But it was not until she arrived at her boyfriend’s home in Florida, she says, that she realised her bags were marked with a large swastika and the initials NF (assumed to stand for National Front).
She has spent the past five months requesting an apology from the airline, calling them more than 20 times.
It was not until the JC contacted BA this week that a member of their customer-service team phoned Ms Pelta to apologise and offer a £150 flight voucher. BA also promised to send flowers and a letter of apology.
“It’s been a long time coming,” said Ms Pelta, a medical representative who gave up her job to go to Florida.
“They should have apologised earlier. I don’t think they necessarily understand the seriousness of seeing a swastika and NF initials on my bag.
“To me, it is a big deal, and I am completely offended beyond words with what I saw. I told them I still want to receive an actual letter of apology.
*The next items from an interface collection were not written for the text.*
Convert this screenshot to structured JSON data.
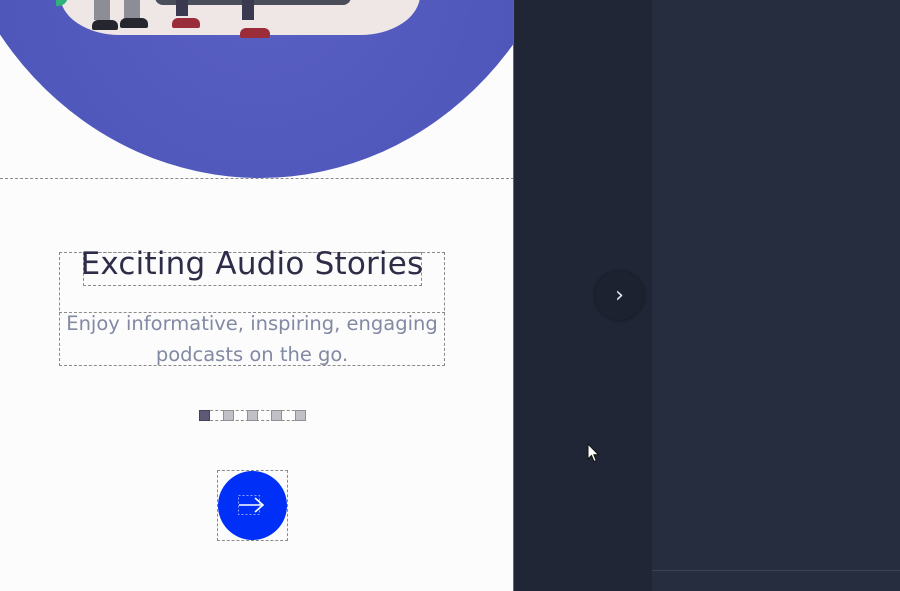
{
  "onboarding": {
    "title": "Exciting Audio Stories",
    "subtitle": "Enjoy informative, inspiring, engaging podcasts on the go.",
    "page_count": 5,
    "active_page": 1,
    "next_icon": "arrow-right-icon",
    "button_color": "#0030f7"
  },
  "editor": {
    "panel_toggle_icon": "chevron-right-icon",
    "panel_toggle_glyph": "›",
    "accent_divider_color": "#3b6fb6",
    "background_color": "#242a38"
  },
  "cursor": {
    "icon": "mouse-pointer-icon"
  }
}
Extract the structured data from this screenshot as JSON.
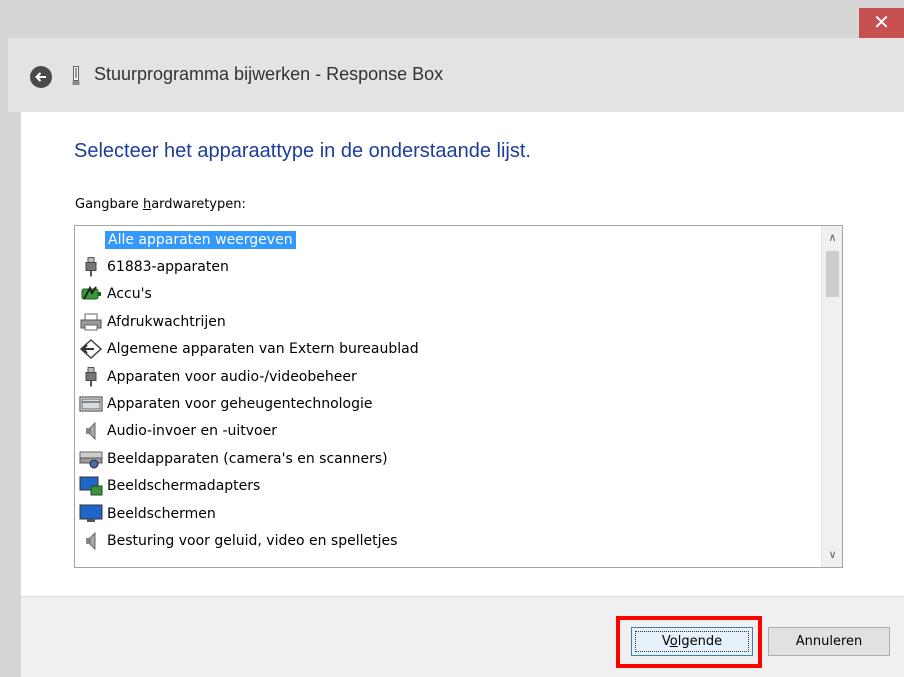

“On behalf of the Jewish community, I want to know that this is going to be investigated properly with steps being taken to ensure the safety of the community and that something like this does not happen again while bags are in their care.”
Ms Pelta first contacted the airline from Florida on the day she realised that her bags had been marked.
“I told them that I wanted a letter of apology and some sort of compensation for my bag.”
She received a $160 cheque (£80) to pay for the damage to her bag, but was told that the matter needed to be dealt with in the UK.
When she returned to London in March, she contacted BA again, only to receive a letter written on behalf of Heathrow Terminal 5 apologising for any baggage problems.
“I mean, I flew from Gatwick. Were they having a laugh?”
She said that, despite the vouchers, she would be reluctant to fly with BA again.
A BA spokesperson said: “We have apologised profusely to Ms Pelta and offered her a discount on future travel. We are sorry that she did not get called earlier and are also very sorry for any distress that has been caused.”
Though the airline said it was “concerned” about “how this bag may have been damaged and drawn on”, it refused to comment further on any internal inquiry as to the circumstances.
Ms Pelta is flying back to Florida next month. This time she is flying Virgin.